‘Web accessibility’ means that ‘websites, tools, and technologies are designed and developed so that people with disabilities can use them’. (w3.org)

The terms ‘accessibility’ and ‘usability’ are often confused. ‘Accessibility’ means ensuring that all users can access your content, whereas ‘usability’ is about how easy your website is to use.

97.8% of homepages recently failed an accessibility survey

In a recent accessiblity survey by WebAIM, 97.8% of the 1,000,000 home pages they surveyed had detectable WCAG 2 failures. Unless you are in a sector where there are strict legal requirements, your website will be doing a surprisingly good  job if it is 100% accessible.

What’s the law regarding web accessibility?

There are accessibility requirements for public sector websites in the UK. The law is less clear for everyone else, but we aim to optimise website accessibility for all our clients.

What does wave do about accessibility?

We follow the WCAG 2.1 guidelines, and aim to meet the AA conformance level wherever possible.

If you have a spare hour or two, you can read the guidelines at https://www.w3.org/TR/WCAG21/

We aim to keep our knowledge of the guidelines fresh, so that we have them in mind throughout a project. We also have tools to help us test and check accessibility. In particular we like pa11y, and Google’s Audits tools.

What will you need to do?

You should keep accessibility in mind whenever you update or modify your site. The way you write and how you organise your content can affect accessibility. For example, are your page titles and navigation links clear? Titles and links that do not accurately describe your content can harm the accessibility (and usability) of your site.

 

Further reading

How charities can meet the new digital accessibility standards
“Charities are legally responsible for meeting accessibility standards online, but most don’t.”

Understanding new accessibility requirements for public sector bodies
“Who the new accessibility regulations apply to and why accessibility is important.”

Understanding disabilities and impairments: user profiles
Illuminating user stories from gov.uk.

WebAim
“WebAIM’s mission is to expand the potential of the web for people with disabilities by providing the knowledge, technical skills, tools, organizational leadership strategies, and vision that empower organizations to make their own content accessible to people with disabilities.”

The A11Y Project
The A11Y Project is a community-driven effort to make web accessibility easier. Their website has a useful accessibility checklist.

WCAG 2.1 guidelines
“Web Content Accessibility Guidelines (WCAG) 2.1 defines how to make Web content more accessible to people with disabilities.”

W3C Introduction to web accessibility
“The World Wide Web Consortium (W3C) develops international standards for the Web: HTML, CSS, and many more.”

Writing for Web Accessibility
“Some basic considerations to help you get started writing web content that is more accessible to people with disabilities.”

Pa11y
Pa11y publish a range of free and open source tools to help designers and developers make their web pages more accessible.

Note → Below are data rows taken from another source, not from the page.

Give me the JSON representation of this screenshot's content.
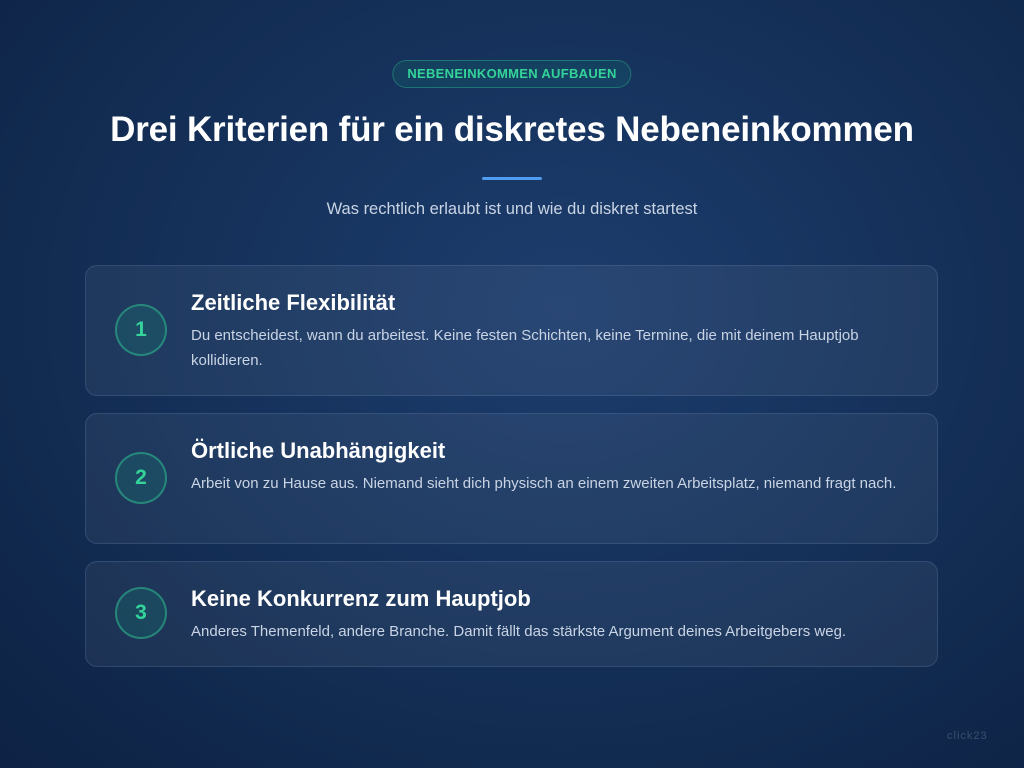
{
  "badge": "NEBENEINKOMMEN AUFBAUEN",
  "title": "Drei Kriterien für ein diskretes Nebeneinkommen",
  "subtitle": "Was rechtlich erlaubt ist und wie du diskret startest",
  "colors": {
    "accent": "#34d399",
    "divider": "#4f9cf0",
    "background": "#17345f"
  },
  "criteria": [
    {
      "number": "1",
      "title": "Zeitliche Flexibilität",
      "description": "Du entscheidest, wann du arbeitest. Keine festen Schichten, keine Termine, die mit deinem Hauptjob kollidieren."
    },
    {
      "number": "2",
      "title": "Örtliche Unabhängigkeit",
      "description": "Arbeit von zu Hause aus. Niemand sieht dich physisch an einem zweiten Arbeitsplatz, niemand fragt nach."
    },
    {
      "number": "3",
      "title": "Keine Konkurrenz zum Hauptjob",
      "description": "Anderes Themenfeld, andere Branche. Damit fällt das stärkste Argument deines Arbeitgebers weg."
    }
  ],
  "watermark": "click23"
}
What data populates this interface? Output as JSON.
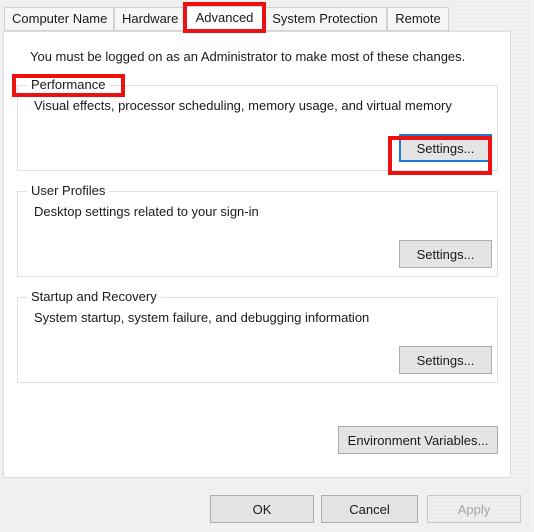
{
  "dialog": {
    "intro_text": "You must be logged on as an Administrator to make most of these changes."
  },
  "tabs": [
    {
      "label": "Computer Name",
      "selected": false
    },
    {
      "label": "Hardware",
      "selected": false
    },
    {
      "label": "Advanced",
      "selected": true
    },
    {
      "label": "System Protection",
      "selected": false
    },
    {
      "label": "Remote",
      "selected": false
    }
  ],
  "groups": {
    "performance": {
      "legend": "Performance",
      "description": "Visual effects, processor scheduling, memory usage, and virtual memory",
      "button_label": "Settings..."
    },
    "user_profiles": {
      "legend": "User Profiles",
      "description": "Desktop settings related to your sign-in",
      "button_label": "Settings..."
    },
    "startup_recovery": {
      "legend": "Startup and Recovery",
      "description": "System startup, system failure, and debugging information",
      "button_label": "Settings..."
    }
  },
  "environment_variables": {
    "button_label": "Environment Variables..."
  },
  "footer": {
    "ok_label": "OK",
    "cancel_label": "Cancel",
    "apply_label": "Apply"
  },
  "colors": {
    "annotation_red": "#ee1111",
    "focus_blue": "#1e7ad4",
    "panel_background": "#ffffff",
    "dialog_background": "#f1f1f1",
    "button_face": "#e4e4e4"
  }
}
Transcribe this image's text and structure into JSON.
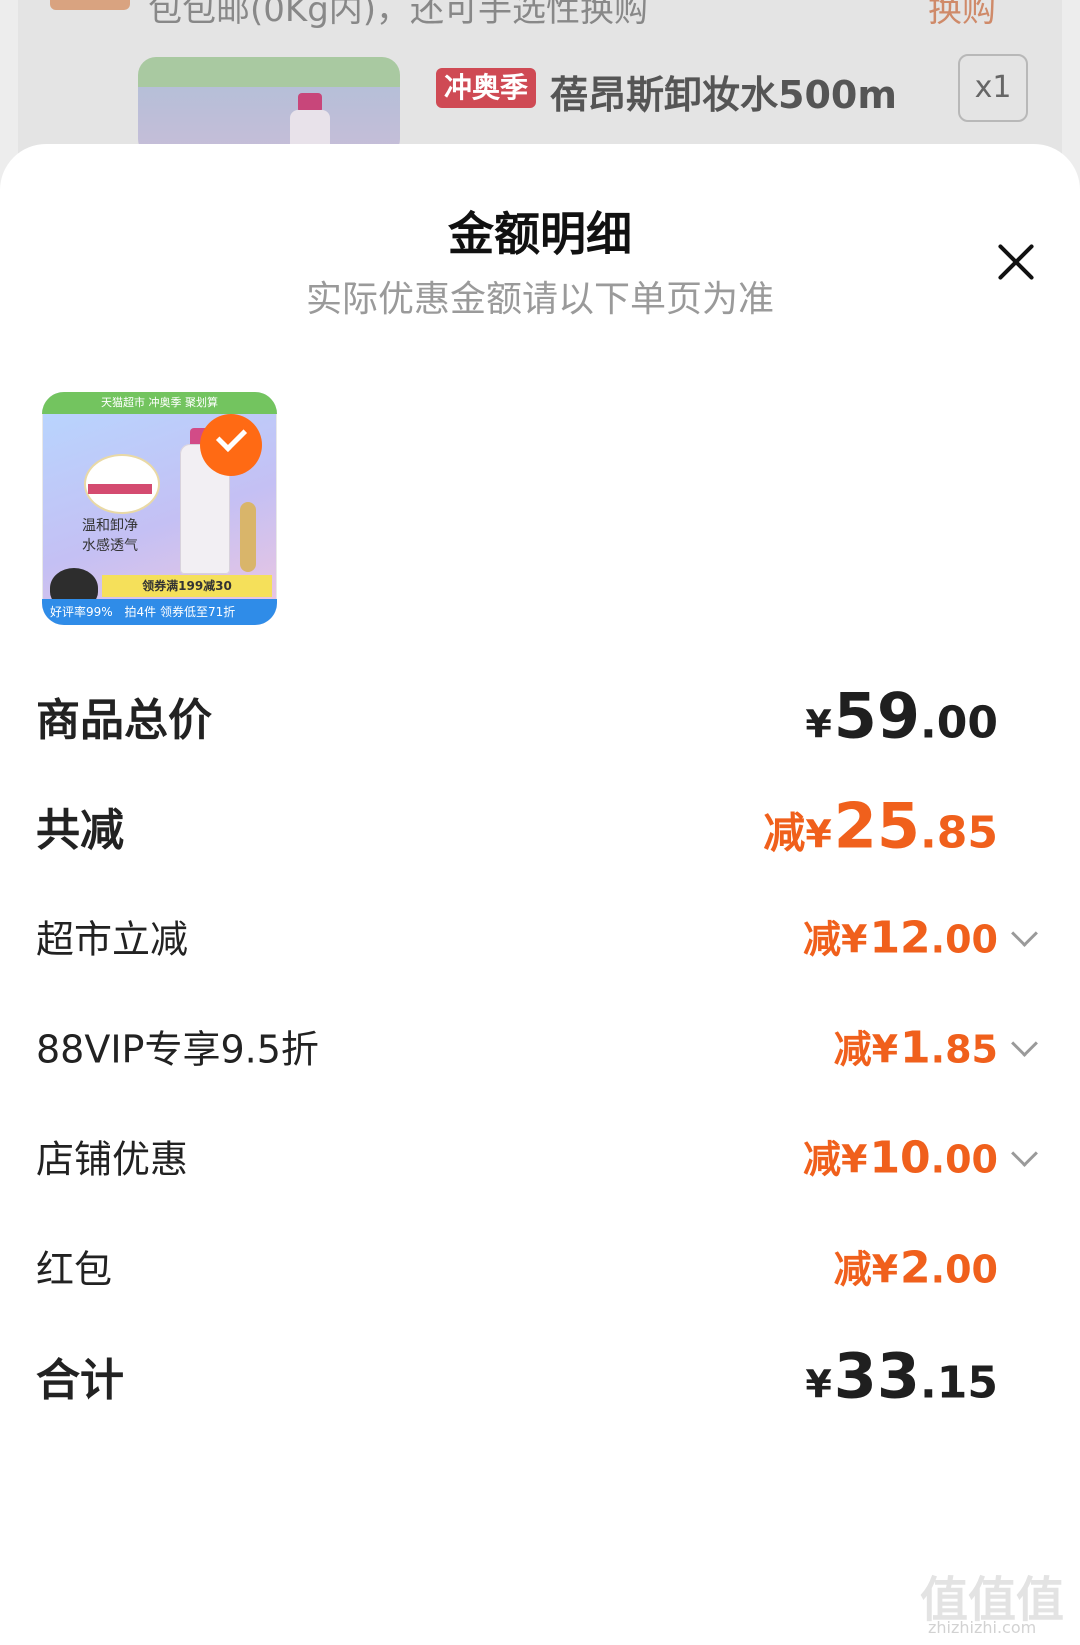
{
  "background": {
    "top_badge": "",
    "top_text": "包包邮(0Kg内)，还可手选性换购",
    "top_link": "换购",
    "product_tag": "冲奥季",
    "product_title": "蓓昂斯卸妆水500m",
    "product_qty": "x1"
  },
  "sheet": {
    "title": "金额明细",
    "subtitle": "实际优惠金额请以下单页为准"
  },
  "thumbnail": {
    "header": "天猫超市 冲奥季 聚划算",
    "text_line1": "温和卸净",
    "text_line2": "水感透气",
    "promo": "领券满199减30",
    "footer": "拍4件 领券低至71折",
    "rating": "好评率99%"
  },
  "rows": {
    "total": {
      "label": "商品总价",
      "currency": "¥",
      "int": "59",
      "dec": ".00"
    },
    "discount": {
      "label": "共减",
      "prefix": "减",
      "currency": "¥",
      "int": "25",
      "dec": ".85"
    },
    "supermarket": {
      "label": "超市立减",
      "prefix": "减",
      "currency": "¥",
      "int": "12",
      "dec": ".00"
    },
    "vip": {
      "label": "88VIP专享9.5折",
      "prefix": "减",
      "currency": "¥",
      "int": "1",
      "dec": ".85"
    },
    "store": {
      "label": "店铺优惠",
      "prefix": "减",
      "currency": "¥",
      "int": "10",
      "dec": ".00"
    },
    "redpacket": {
      "label": "红包",
      "prefix": "减",
      "currency": "¥",
      "int": "2",
      "dec": ".00"
    },
    "sum": {
      "label": "合计",
      "currency": "¥",
      "int": "33",
      "dec": ".15"
    }
  },
  "watermark": {
    "main": "值值值",
    "sub": "zhizhizhi.com"
  },
  "colors": {
    "accent": "#f0601c",
    "text": "#1f1f1f",
    "muted": "#9a9a9a",
    "check": "#ff6a14"
  }
}
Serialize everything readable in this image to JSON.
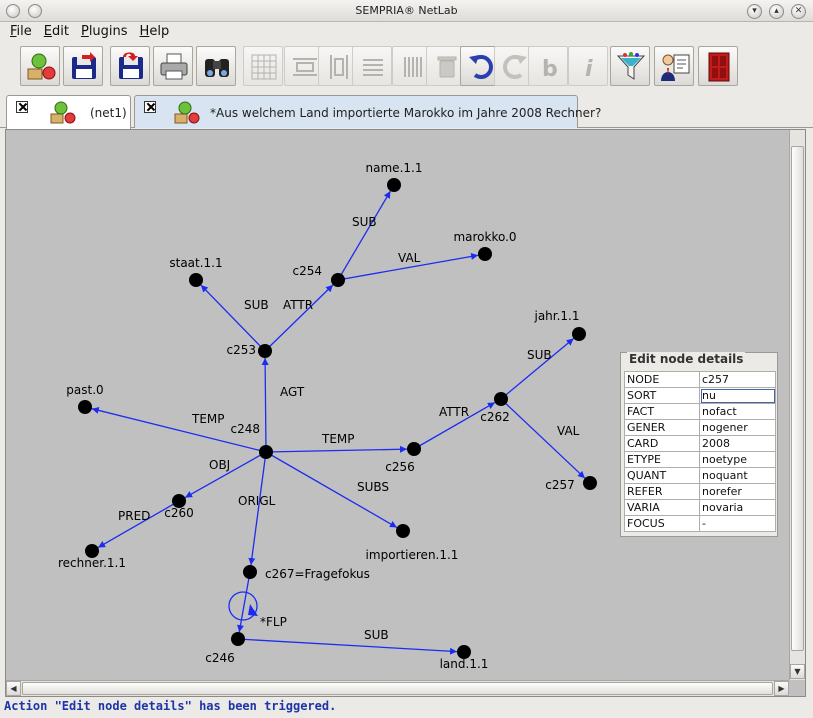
{
  "window": {
    "title": "SEMPRIA® NetLab"
  },
  "menu": [
    {
      "label": "File",
      "mnemonic": "F",
      "rest": "ile"
    },
    {
      "label": "Edit",
      "mnemonic": "E",
      "rest": "dit"
    },
    {
      "label": "Plugins",
      "mnemonic": "P",
      "rest": "lugins"
    },
    {
      "label": "Help",
      "mnemonic": "H",
      "rest": "elp"
    }
  ],
  "tabs": [
    {
      "label": "(net1)"
    },
    {
      "label": "*Aus welchem Land importierte Marokko im Jahre 2008 Rechner?"
    }
  ],
  "status": "Action \"Edit node details\" has been triggered.",
  "details": {
    "title": "Edit node details",
    "rows": [
      {
        "key": "NODE",
        "value": "c257"
      },
      {
        "key": "SORT",
        "value": "nu"
      },
      {
        "key": "FACT",
        "value": "nofact"
      },
      {
        "key": "GENER",
        "value": "nogener"
      },
      {
        "key": "CARD",
        "value": "2008"
      },
      {
        "key": "ETYPE",
        "value": "noetype"
      },
      {
        "key": "QUANT",
        "value": "noquant"
      },
      {
        "key": "REFER",
        "value": "norefer"
      },
      {
        "key": "VARIA",
        "value": "novaria"
      },
      {
        "key": "FOCUS",
        "value": "-"
      }
    ]
  },
  "graph": {
    "nodes": [
      {
        "id": "name",
        "label": "name.1.1"
      },
      {
        "id": "marokko",
        "label": "marokko.0"
      },
      {
        "id": "staat",
        "label": "staat.1.1"
      },
      {
        "id": "c254",
        "label": "c254"
      },
      {
        "id": "c253",
        "label": "c253"
      },
      {
        "id": "jahr",
        "label": "jahr.1.1"
      },
      {
        "id": "c262",
        "label": "c262"
      },
      {
        "id": "past",
        "label": "past.0"
      },
      {
        "id": "c248",
        "label": "c248"
      },
      {
        "id": "c256",
        "label": "c256"
      },
      {
        "id": "c257",
        "label": "c257"
      },
      {
        "id": "c260",
        "label": "c260"
      },
      {
        "id": "rechner",
        "label": "rechner.1.1"
      },
      {
        "id": "importieren",
        "label": "importieren.1.1"
      },
      {
        "id": "c267",
        "label": "c267=Fragefokus"
      },
      {
        "id": "c246",
        "label": "c246"
      },
      {
        "id": "land",
        "label": "land.1.1"
      }
    ],
    "edges": [
      {
        "from": "c254",
        "to": "name",
        "label": "SUB"
      },
      {
        "from": "c254",
        "to": "marokko",
        "label": "VAL"
      },
      {
        "from": "c253",
        "to": "staat",
        "label": "SUB"
      },
      {
        "from": "c253",
        "to": "c254",
        "label": "ATTR"
      },
      {
        "from": "c248",
        "to": "c253",
        "label": "AGT"
      },
      {
        "from": "c262",
        "to": "jahr",
        "label": "SUB"
      },
      {
        "from": "c262",
        "to": "c257",
        "label": "VAL"
      },
      {
        "from": "c256",
        "to": "c262",
        "label": "ATTR"
      },
      {
        "from": "c248",
        "to": "past",
        "label": "TEMP"
      },
      {
        "from": "c248",
        "to": "c256",
        "label": "TEMP"
      },
      {
        "from": "c248",
        "to": "c260",
        "label": "OBJ"
      },
      {
        "from": "c260",
        "to": "rechner",
        "label": "PRED"
      },
      {
        "from": "c248",
        "to": "importieren",
        "label": "SUBS"
      },
      {
        "from": "c248",
        "to": "c267",
        "label": "ORIGL"
      },
      {
        "from": "c246",
        "to": "land",
        "label": "SUB"
      },
      {
        "from": "c267",
        "to": "c246",
        "label": "*FLP"
      }
    ]
  },
  "colors": {
    "edge": "#1b2cf0",
    "node": "#000000",
    "canvas": "#c0c0c0",
    "status": "#1f34a8"
  }
}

Lighthouse
“Lighthouse for Chrome is an open-source, automated tool for improving the quality of web pages. It has audits for performance, accessibility, progressive web apps, and more.”

WordPress and accessibility
“We want users, regardless of device or ability, to be able to publish content and maintain a website or application built with WordPress.”